Governor Andrew M. Cuomo today congratulated New York Air National Guard Staff Sgt. Christopher Petersen who was recognized as National Guardsman of the Year by the USO during its annual Gala in Washington D.C. last night. Petersen, of Commack, Long Island, is a full-time member of the 106th Rescue Wing's 103rd Rescue Squadron. He was one of six service members recognized by the USO. The National Guardsman of the Year recognition from the USO, which has provided services to American troops around the world since 1941, is a great honor.
On behalf of all New Yorkers, I congratulate Staff Sgt. Christopher Petersen for his recognition by the USO as National Guardsman of the Year, Governor Cuomo said. During his service in Afghanistan, he put his own life on the line to save three fellow Americans in the face of enemy fire. He is wholly deserving of this award and he has truly made New York proud. His selection by an organization like the USO is also a salute to all members of the New York National Guard. I thank him for his dedication to our state and country.
Petersen is also slated to receive the Bronze Star with Valor device during a December ceremony at F.S. Gabreski Air National Guard Base in Westhampton Beach. The award, which will also be presented to five other members of the New York Air National Guard's 106th Rescue Wing, recognizes Petersen's heroism under fire during a December 10, 2012 medical evacuation mission in Afghanistan.
Sgt. Petersen was one of six New York Air National Guard pararescue Airmen who responded when four Soldiers -- three Americans and one Afghan -- were critically injured in an ambush near Kandahar, Afghanistan. Petersen repeatedly exposed himself to enemy fire as he treated the injured and protected them from incoming fire with his own body. In addition, Petersen repeatedly distinguished himself during demanding pararescue training and has been recognized as Airman of the Year by his own unit, the 106th Rescue Wing and the New York Air National Guard because of his professionalism and dedication to duty.
I just did my job, Petersen said. There are a lot of other people who are just as deserving.
Petersen graduated from Commack High School in 2003, and was a member of the University of Notre Dames class of 2007. After graduation he joined Ernst & Young as a financial analyst but left that job in August 2008 to join the Air National Guard as a pararescue Airman.
Known as Guardian Angels, pararescuemen are trained to rescue people on sea or land by parachuting in or rappelling out of a helicopter. They are experts in small unit tactics, firearms, small boat operations, scuba diving, high altitude parachuting and rescues of every kind. They are also trained to provide medical support and are skilled in survival and ground combat skills.
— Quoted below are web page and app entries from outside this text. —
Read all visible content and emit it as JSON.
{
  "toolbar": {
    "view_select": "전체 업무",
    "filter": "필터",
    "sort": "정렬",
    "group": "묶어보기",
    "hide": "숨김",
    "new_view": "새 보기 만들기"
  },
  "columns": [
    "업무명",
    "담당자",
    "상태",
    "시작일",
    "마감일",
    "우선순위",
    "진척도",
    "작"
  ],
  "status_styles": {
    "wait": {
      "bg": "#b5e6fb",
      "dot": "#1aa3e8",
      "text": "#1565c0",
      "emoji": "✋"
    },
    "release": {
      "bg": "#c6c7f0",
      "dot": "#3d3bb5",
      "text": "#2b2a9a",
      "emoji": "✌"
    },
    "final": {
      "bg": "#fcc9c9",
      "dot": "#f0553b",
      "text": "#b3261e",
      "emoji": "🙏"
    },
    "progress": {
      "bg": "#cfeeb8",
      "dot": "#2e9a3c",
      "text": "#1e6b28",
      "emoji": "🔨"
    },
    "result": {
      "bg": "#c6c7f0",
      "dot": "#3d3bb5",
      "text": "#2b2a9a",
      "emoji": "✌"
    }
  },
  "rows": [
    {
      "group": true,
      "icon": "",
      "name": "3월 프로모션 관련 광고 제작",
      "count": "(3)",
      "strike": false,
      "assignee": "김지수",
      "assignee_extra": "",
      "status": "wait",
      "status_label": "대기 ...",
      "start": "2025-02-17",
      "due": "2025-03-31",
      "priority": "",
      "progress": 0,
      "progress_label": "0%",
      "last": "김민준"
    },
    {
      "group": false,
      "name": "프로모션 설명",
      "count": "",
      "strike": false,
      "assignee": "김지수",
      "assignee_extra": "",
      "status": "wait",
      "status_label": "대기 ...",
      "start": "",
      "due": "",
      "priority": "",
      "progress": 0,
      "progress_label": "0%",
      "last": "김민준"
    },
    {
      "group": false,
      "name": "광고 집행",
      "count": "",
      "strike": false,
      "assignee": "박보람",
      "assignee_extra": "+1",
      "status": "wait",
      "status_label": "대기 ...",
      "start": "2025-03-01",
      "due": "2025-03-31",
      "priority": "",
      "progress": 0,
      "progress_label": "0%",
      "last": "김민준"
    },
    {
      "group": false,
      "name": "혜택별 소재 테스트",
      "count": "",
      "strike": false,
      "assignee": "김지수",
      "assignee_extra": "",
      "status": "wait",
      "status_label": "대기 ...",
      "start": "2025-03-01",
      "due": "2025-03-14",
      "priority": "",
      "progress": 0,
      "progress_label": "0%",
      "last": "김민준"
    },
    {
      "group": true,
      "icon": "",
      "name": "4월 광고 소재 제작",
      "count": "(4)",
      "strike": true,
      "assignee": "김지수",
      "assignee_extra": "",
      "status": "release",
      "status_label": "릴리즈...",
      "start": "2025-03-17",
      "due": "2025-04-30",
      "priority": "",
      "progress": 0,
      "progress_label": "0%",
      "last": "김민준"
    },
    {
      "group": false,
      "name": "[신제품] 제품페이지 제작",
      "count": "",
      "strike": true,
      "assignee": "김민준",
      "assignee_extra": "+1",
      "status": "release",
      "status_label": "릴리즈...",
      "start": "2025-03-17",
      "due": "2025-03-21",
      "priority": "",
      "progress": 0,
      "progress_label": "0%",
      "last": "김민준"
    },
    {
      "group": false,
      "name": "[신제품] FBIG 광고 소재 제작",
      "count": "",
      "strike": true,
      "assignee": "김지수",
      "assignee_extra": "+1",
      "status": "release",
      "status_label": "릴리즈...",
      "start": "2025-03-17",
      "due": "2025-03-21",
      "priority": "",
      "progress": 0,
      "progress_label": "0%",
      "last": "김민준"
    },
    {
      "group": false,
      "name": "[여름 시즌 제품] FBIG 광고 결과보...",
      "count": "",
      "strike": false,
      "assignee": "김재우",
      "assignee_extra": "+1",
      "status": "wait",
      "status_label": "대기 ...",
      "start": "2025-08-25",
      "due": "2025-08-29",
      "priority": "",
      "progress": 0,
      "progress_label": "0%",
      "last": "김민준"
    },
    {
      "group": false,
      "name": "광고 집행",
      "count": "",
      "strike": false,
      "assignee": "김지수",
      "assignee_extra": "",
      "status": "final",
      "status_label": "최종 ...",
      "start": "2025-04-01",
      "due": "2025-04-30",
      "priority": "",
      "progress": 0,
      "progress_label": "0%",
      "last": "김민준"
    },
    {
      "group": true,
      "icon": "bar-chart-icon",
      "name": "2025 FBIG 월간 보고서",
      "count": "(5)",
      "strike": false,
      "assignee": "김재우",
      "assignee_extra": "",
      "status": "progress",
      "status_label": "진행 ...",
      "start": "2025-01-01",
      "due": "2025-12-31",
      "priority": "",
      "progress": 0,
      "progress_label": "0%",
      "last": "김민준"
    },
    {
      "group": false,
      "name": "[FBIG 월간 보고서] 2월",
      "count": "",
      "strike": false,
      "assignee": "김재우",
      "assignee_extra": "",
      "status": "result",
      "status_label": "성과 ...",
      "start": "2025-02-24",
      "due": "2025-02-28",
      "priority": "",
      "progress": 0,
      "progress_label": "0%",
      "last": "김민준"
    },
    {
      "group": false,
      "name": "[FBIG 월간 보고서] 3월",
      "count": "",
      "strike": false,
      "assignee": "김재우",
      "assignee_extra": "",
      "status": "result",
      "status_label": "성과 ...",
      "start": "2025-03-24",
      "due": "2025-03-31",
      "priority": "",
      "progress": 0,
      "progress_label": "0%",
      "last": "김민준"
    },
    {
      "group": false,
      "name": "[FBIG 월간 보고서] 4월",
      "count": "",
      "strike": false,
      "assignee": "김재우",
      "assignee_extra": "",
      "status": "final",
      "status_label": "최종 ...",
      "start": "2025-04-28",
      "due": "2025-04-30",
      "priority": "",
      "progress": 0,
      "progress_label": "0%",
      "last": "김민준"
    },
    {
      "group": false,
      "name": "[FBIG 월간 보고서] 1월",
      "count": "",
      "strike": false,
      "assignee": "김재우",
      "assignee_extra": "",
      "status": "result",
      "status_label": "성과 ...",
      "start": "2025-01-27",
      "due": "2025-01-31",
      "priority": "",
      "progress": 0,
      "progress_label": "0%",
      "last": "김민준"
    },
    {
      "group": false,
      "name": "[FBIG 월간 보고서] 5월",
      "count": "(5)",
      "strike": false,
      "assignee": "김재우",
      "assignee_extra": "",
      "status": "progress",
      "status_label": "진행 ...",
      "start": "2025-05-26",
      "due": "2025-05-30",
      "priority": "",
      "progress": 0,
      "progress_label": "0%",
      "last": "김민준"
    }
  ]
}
In Afghanistan, Air National Guard pararescuemen like Petersen are often called on to conduct medical evacuation missions while under fire.
After completing Air Force Basic Military Training at Lackland Air Force Base, Texas, he entered the pararescue training "pipeline" which requires passing Army Airborne School, Army Freefall School, Air Force combat divers training, Air Force emergency medical technician training, and Air Force survival school as well as Navy training in exiting an aircraft underwater. He finished the demanding training program in January 2011.
While at Pararescue School, he received the Charles D. King Award for top academic performer, the Purple Heart Association Award, and the Jason D. Cunningham Award for medical excellence.
"Because of Staff Sergeant Petersen's bravery while serving in Afghanistan, three soldiers are alive today. In those crucial moments he made it possible for three of his comrades to share many more special moments with their friends and family members." said USO Executive Vice President and Chief of Staff John I. Pray, Jr. "Not surprisingly, the USO is immensely proud to be able to thank Staff Sergeant Petersen on behalf of all Americans for his selfless service and heroism."
During two deployments to Afghanistan, Petersen served on more than 85 combat missions. Petersen said he elected to serve as a full-time member of the Air National Guard because he wants to develop the military skills he's honed as a pararescueman.
I enlisted in a time of war and it would be wrong for me to shy away, he explained. Knowing that the people we pick up or treat come back home to their family and friends is pretty meaningful.
Petersen remains active in the community, working with the Boy Scouts of America, the Wounded Warrior Project, the "That Others May Live" Foundation, and the American Cancer Society.